The plot and tone risk becoming repetitive in these moments, but the problem is eased by Driver’s naturally affable quality that prevents his character’s obnoxiousness from being overly off-putting. While Toby is a selfish jerk for much of his journey, Driver remains oddly endearing. He’s almost a voice of reason in the midst of such chaotic absurdity and Gilliam uses that to his advantage, positioning the preposterousness of each situation as an opportunity for humorous hubris.
Toby always feels above whatever nonsense the fake Quixote is mired in, except he too is trapped in the illusion, left to lean on his wits to survive. Exasperation is his only escape. Of course, the role comes with baggage and the movie’s long road to completion adds an additional layer of curiosity to the casting. Johnny Depp actually shot scenes as Toby for the ill-fated stab at production that began nearly 20 years ago, when Gilliam came close enough to realizing his dream that a making-of documentary about the troubled production received a theatrical release.
That attempt was made not long before Depp broke through to a whole new level of superstardom with his colossally popular and instantly iconic turn as Captain Jack Sparrow in the first Pirates of the Caribbean movie. He’s long overstayed his welcome since as his shtick has grown stale, but early 2000s Depp could have been fun in this part, especially when teamed with the director that unleashed one of the actor’s nuttiest performances in Fear and Loathing in Las Vegas.
Post-Depp, both Ewan McGregor and Jack O’Connell circled the role, neither of which are as known for their comic timing as Depp ever was or is. Who knows how their takes on the character would have panned out, but the mystery has at least concluded on a strong note with Driver.

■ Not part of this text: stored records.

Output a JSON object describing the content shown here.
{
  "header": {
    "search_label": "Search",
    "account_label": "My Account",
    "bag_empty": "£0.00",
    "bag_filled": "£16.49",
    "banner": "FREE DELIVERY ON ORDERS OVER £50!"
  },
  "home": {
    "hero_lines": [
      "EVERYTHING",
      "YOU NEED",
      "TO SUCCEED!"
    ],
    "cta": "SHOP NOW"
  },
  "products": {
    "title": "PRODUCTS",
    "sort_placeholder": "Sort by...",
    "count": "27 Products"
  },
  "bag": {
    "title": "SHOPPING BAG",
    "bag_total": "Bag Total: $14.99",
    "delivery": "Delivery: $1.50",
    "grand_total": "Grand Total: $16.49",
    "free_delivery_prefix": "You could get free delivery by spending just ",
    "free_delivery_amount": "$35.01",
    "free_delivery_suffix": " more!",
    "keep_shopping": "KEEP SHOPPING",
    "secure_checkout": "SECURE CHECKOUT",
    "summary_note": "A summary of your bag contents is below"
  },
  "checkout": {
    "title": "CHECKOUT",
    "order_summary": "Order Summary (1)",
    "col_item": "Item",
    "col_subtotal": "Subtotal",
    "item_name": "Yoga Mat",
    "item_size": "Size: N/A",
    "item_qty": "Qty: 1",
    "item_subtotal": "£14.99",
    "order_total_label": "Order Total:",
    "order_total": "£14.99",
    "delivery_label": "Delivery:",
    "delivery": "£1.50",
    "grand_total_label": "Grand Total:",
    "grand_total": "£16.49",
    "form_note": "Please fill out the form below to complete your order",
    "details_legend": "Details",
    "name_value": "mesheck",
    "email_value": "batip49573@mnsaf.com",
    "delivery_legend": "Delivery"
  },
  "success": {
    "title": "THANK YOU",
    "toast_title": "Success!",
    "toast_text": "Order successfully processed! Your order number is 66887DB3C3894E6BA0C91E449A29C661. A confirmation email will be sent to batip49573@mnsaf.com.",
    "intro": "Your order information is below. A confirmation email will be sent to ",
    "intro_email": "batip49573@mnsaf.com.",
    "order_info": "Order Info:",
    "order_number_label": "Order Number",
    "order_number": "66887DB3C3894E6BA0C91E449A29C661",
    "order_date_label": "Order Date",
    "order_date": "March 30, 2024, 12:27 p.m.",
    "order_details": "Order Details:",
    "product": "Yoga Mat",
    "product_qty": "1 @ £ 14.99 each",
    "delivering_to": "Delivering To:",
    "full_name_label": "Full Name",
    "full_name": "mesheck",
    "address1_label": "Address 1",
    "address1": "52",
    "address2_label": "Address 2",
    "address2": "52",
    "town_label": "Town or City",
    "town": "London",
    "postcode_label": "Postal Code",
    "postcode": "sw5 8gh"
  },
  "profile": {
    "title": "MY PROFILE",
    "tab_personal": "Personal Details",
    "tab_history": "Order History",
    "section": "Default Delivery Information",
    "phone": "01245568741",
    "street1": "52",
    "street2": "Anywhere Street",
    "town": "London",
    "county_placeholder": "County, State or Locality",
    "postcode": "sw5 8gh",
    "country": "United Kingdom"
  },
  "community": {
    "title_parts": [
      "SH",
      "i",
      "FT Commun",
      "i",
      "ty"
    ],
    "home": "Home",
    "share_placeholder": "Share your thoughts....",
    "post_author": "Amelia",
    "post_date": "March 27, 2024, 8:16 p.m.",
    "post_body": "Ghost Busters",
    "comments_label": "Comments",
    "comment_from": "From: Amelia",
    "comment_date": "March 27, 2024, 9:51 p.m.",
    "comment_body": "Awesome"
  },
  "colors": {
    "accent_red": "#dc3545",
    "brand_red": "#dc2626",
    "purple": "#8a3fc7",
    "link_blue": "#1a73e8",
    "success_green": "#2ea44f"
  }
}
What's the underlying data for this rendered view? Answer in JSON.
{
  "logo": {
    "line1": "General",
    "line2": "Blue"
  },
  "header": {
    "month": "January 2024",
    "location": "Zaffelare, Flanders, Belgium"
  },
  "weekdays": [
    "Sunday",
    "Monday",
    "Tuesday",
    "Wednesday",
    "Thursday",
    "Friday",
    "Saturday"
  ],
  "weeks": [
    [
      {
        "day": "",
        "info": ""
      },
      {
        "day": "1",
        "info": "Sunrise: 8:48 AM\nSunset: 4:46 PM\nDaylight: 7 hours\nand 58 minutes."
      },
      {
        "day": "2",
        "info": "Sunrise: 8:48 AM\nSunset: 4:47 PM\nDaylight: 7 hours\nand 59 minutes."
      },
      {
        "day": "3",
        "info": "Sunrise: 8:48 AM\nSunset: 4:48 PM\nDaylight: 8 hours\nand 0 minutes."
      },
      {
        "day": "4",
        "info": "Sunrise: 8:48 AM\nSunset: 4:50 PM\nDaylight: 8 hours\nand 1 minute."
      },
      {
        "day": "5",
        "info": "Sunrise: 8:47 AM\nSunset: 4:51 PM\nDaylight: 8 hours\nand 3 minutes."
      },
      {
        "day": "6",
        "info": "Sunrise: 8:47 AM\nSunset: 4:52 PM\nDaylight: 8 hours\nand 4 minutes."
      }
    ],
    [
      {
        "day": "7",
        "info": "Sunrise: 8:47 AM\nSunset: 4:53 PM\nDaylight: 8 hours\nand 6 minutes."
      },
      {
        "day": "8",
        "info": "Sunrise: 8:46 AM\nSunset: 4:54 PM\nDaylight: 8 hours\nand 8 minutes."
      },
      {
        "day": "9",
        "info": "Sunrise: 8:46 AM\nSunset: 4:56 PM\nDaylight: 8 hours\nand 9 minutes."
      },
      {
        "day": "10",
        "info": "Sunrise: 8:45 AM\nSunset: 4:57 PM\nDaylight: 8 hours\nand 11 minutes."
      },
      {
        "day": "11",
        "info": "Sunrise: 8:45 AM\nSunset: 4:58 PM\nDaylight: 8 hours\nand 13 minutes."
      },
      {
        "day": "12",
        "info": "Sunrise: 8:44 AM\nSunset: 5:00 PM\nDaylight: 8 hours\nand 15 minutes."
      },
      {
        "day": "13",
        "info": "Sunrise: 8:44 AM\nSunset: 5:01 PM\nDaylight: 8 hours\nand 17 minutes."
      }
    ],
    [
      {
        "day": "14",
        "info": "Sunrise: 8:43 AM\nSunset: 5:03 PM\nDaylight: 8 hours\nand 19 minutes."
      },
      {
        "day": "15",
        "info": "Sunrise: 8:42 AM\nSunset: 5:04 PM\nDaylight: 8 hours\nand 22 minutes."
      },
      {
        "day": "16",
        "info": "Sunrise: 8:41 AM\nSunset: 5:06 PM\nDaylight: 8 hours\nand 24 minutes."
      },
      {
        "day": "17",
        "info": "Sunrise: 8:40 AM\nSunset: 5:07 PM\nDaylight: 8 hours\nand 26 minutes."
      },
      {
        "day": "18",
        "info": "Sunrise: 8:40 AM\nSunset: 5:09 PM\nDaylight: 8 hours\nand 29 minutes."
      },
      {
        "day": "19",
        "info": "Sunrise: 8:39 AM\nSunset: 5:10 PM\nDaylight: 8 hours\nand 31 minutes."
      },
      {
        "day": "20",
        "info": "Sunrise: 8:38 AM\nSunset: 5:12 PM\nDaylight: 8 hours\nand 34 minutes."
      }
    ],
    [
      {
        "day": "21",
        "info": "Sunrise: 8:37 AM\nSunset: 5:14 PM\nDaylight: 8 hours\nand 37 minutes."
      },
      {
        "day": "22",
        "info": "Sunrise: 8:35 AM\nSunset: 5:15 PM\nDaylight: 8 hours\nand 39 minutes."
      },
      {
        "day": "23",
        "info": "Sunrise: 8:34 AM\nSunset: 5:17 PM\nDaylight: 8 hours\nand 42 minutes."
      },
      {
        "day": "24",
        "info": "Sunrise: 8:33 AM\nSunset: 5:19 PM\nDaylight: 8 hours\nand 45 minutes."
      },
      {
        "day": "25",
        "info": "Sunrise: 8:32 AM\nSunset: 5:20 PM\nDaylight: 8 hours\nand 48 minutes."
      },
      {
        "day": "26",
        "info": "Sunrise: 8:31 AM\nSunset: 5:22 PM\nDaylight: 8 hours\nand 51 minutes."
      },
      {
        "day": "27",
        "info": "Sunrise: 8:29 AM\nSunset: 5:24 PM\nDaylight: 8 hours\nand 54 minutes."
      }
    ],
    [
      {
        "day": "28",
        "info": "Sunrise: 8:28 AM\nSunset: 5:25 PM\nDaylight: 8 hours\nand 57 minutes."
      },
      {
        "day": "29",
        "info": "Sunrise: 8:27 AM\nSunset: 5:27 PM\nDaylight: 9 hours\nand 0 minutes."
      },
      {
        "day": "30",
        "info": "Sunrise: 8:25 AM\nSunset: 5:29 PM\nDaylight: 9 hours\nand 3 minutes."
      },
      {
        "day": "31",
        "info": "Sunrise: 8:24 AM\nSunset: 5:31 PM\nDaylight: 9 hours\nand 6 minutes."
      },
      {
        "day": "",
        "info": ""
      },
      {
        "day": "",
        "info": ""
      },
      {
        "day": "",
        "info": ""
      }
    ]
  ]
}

Similarly, Pryce is quite wonderful as the bravely bumbling Quixote, mixing equal parts clownish confusion and furious fearlessness. Reunited with his Brazil director more than 30 years later, Pryce is in a state of silliness that he excels at but doesn’t inhabit often enough onscreen. He takes over the role from an impressive array of once-attached performers: Jean Rochefort, who briefly appeared in front of cameras for the unfinished edition that Depp was going to appear in, Robert Duvall, John Hurt, whose version was halted before production due to the cancer diagnosis that would later claim his life, and Gilliam’s fellow Monty Python member Michael Palin.
Knowing those actors and Gilliam’s own sensibilities, it’s easy to let your mind wander and conjure images of others in Quixote’s shoes, but Pryce still makes the role his own in spite of the shadows that loom over him. The ghosts of the past are what make The Man Who Killed Don Quixote such a fascinating project anyways.
In its finished form, the movie ultimately feels a bit aimless, which might seem strange considering the circumstances of its extremely lengthy gestation period that probably should have sharpened its edges instead of dulling them. Still, a movie that’s survived so many aborted attempts has reasonably earned the right to meander here and there.
According to Gilliam, plans for the story were tweaked over time as he grew older and his focus shifted, so the movie’s journey to this point hasn’t been a static one. The project has grown with Gilliam and he with it, which makes the picture a potent document for any fan that has followed the director’s memorable career.
The movie’s ruminations on what an artist loses to their lifelong work have more resonance and weight in the offscreen story than the finally onscreen version, which is to say that the movie is fun and imaginative, but hardly profound in its messaging. This makes a certain amount of sense, though. The Man Who Killed Don Quixote officially exists and while it’s more a comic trifle than a convincingly insightful ode to obsessive inspiration, it still feels like an artist’s artifact that is simply happy to be discovered.